One such bromide Pinoys often hear is, “Why don’t you just unite behind the President and stop bickering with one another?” Sounds good, but it makes me wonder why more than two million Filipino-Americans can’t get together under, say, just one dozen regional associations and one alumni association for each major university or college, and elect a congressman or US senator among themselves.

The fact is that the best and worst of our culture manifest themselves on both sides of the ocean. Our generosity, our sense of self-sacrifice for the good of the family, our commitment to education, and our industry and resourcefulness have helped us back home as much as they have gained our compatriots a firm footing in American society. On the other hand, the same sorry habits of inggitan, intrigahan, and siraan have fragmented Filipinos in Manila and Manhattan, in Cebu and Chicago, in Davao and Detroit (I’m using these cities metaphorically, but I’m sure you can supply the damning details). One of the worst examples I heard of recently had to do with the visit some years ago of a Philippine president to a Midwestern city—only to find two competing Fil-Am organizations holding two separate programs in two hotels facing each other across the street.

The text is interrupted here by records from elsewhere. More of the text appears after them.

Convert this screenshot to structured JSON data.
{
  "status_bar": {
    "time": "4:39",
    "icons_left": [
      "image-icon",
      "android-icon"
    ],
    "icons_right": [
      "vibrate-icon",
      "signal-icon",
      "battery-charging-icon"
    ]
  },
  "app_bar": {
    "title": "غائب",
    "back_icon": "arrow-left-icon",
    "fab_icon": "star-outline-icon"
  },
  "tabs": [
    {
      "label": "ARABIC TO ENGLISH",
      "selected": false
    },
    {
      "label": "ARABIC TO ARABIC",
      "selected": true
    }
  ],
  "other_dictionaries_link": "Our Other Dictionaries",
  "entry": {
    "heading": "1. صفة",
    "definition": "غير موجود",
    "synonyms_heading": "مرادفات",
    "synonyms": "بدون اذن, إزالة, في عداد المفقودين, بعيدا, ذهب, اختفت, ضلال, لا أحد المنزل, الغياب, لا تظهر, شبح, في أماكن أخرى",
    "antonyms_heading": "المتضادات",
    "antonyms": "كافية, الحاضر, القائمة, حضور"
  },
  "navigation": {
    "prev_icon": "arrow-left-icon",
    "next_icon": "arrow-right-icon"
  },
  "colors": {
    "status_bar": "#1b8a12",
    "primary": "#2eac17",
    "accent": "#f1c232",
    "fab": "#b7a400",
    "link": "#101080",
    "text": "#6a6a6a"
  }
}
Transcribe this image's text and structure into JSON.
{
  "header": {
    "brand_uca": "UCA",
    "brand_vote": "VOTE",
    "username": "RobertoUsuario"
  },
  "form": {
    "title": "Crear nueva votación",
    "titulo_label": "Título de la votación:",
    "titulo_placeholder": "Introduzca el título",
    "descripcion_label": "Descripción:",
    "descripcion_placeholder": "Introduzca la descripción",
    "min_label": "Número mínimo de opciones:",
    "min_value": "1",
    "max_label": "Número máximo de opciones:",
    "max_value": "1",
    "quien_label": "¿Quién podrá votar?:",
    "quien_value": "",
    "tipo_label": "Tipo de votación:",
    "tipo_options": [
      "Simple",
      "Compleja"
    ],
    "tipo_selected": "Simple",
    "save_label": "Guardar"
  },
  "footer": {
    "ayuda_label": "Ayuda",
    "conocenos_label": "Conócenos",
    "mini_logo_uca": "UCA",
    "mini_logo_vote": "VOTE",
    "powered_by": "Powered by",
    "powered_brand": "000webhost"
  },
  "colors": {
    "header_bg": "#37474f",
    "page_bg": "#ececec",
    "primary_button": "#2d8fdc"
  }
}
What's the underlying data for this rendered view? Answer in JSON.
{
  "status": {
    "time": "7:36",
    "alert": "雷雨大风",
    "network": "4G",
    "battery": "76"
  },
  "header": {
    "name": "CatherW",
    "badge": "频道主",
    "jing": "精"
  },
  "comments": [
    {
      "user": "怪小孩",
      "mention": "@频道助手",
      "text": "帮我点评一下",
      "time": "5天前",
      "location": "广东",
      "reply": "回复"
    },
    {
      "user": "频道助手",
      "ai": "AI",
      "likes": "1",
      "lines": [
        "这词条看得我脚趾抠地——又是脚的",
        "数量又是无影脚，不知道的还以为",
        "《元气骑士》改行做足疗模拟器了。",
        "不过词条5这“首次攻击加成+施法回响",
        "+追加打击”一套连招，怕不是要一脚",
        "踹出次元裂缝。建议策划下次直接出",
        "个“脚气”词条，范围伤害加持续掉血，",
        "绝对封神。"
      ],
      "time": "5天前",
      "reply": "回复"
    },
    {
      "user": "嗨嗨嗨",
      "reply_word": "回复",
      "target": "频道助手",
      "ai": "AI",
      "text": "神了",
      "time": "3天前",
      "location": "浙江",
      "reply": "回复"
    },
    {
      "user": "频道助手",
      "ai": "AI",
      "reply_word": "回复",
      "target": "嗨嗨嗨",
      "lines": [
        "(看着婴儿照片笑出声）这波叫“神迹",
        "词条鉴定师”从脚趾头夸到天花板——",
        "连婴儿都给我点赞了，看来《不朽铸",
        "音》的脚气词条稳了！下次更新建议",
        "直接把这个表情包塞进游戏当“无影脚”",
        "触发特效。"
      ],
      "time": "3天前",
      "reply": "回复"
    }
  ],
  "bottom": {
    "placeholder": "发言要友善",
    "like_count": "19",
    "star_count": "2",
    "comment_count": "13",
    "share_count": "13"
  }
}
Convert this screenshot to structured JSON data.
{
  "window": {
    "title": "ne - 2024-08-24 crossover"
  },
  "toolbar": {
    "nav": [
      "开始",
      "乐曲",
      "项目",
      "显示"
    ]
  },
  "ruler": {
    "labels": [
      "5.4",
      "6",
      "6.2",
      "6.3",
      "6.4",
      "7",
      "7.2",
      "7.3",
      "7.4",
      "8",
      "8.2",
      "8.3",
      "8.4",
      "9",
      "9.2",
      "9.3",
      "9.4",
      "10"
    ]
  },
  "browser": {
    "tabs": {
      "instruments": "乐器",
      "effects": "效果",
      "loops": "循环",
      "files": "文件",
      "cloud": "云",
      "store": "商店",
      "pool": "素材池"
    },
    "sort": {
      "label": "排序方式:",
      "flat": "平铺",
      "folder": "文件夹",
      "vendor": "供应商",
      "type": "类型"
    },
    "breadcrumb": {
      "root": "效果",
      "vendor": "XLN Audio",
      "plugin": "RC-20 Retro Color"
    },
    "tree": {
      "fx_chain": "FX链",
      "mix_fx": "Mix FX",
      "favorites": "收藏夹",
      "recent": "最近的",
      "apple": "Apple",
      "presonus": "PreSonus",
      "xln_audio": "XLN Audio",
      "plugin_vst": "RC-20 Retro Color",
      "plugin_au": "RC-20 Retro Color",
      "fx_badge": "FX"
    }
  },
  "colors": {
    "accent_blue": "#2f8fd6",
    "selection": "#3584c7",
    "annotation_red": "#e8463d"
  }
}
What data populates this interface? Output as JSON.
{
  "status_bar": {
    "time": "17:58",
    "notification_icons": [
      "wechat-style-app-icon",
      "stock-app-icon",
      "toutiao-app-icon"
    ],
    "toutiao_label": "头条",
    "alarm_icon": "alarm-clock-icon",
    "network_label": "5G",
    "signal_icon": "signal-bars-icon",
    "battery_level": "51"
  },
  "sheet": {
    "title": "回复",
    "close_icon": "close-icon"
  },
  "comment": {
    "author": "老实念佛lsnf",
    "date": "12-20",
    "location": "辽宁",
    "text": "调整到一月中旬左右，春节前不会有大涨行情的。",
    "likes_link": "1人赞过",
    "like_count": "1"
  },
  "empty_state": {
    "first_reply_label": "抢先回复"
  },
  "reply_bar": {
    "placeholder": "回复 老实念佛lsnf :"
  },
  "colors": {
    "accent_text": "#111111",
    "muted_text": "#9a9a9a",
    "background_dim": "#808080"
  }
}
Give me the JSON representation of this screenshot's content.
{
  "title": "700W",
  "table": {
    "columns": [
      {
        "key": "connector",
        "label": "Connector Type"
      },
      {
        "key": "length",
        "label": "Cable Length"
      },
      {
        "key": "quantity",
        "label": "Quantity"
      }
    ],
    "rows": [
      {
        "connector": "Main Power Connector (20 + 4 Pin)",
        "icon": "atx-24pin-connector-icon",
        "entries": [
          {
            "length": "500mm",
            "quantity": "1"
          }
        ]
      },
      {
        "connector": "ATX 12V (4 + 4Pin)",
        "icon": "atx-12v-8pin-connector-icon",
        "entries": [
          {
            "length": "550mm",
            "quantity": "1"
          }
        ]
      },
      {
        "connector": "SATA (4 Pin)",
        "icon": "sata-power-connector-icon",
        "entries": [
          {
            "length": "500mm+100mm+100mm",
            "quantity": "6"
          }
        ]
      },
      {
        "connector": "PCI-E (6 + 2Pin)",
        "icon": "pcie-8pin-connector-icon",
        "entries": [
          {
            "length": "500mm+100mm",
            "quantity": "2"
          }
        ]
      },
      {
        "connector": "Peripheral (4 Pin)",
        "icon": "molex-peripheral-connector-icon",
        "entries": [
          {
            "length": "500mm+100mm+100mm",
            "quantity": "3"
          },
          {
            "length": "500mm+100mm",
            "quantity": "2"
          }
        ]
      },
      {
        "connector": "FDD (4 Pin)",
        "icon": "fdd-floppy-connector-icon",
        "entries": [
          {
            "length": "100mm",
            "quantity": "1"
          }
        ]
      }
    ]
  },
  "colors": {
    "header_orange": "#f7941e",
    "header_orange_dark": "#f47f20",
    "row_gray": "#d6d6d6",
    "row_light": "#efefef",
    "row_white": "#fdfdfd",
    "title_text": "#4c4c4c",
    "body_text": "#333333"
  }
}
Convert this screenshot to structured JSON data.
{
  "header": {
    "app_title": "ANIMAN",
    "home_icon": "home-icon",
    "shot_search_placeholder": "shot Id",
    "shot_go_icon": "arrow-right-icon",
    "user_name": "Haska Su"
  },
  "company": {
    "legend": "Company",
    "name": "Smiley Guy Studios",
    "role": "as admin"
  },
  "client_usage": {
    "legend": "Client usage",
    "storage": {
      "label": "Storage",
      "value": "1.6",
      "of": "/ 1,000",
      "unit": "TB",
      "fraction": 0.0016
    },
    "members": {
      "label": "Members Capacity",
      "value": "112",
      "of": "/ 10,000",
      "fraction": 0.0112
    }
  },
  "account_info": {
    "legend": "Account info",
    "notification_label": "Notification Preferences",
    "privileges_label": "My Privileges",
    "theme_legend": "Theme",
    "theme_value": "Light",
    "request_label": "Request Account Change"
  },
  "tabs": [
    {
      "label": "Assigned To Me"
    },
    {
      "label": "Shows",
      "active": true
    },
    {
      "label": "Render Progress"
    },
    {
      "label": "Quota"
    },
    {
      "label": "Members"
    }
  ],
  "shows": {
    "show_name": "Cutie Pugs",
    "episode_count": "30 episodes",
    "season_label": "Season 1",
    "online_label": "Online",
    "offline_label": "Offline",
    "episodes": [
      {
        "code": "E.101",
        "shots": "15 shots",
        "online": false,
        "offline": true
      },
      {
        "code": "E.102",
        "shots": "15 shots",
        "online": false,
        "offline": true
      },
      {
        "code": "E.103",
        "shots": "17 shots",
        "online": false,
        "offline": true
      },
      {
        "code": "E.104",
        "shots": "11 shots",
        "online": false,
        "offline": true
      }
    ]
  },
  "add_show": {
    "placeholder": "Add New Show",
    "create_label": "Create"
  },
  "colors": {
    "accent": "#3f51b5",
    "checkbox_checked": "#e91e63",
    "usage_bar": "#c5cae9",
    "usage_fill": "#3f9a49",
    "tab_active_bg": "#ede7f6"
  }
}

So what did I tell the bright and idealistic Fil-Am students who asked me what I thought they could best do for the Philippines?

Be good Americans, I said—whatever that may mean to each of them. Get engaged in America’s political processes, and make a difference in your own sphere of action. Vote not just for fellow Filipino-Americans—although a few more such voices in high places could help the community as a whole—but for political leaders who will make responsible decisions that will benefit peoples everywhere, including Filipinos.

As the world’s only remaining superpower, America needs all the critical intelligence (and I don’t mean military intelligence) it can muster, and Filipino-Americans can make themselves heard on both domestic and foreign-policy issues, instead of simply going with the flow and making themselves as inconspicuous as possible.

And what’s our claim to being in a unique position to tell Americans and American leaders something they don’t know? Well, we lived with America for half a century. As I often tell my American friends, we were their first Vietnam; and yet we also view America with much greater affection—some would say unreasonably so—than they can ever expect from Afghanistan or Iraq.

Overseas charity is good for the soul and is always welcome; but as they say, it begins at home, as does good global citizenship.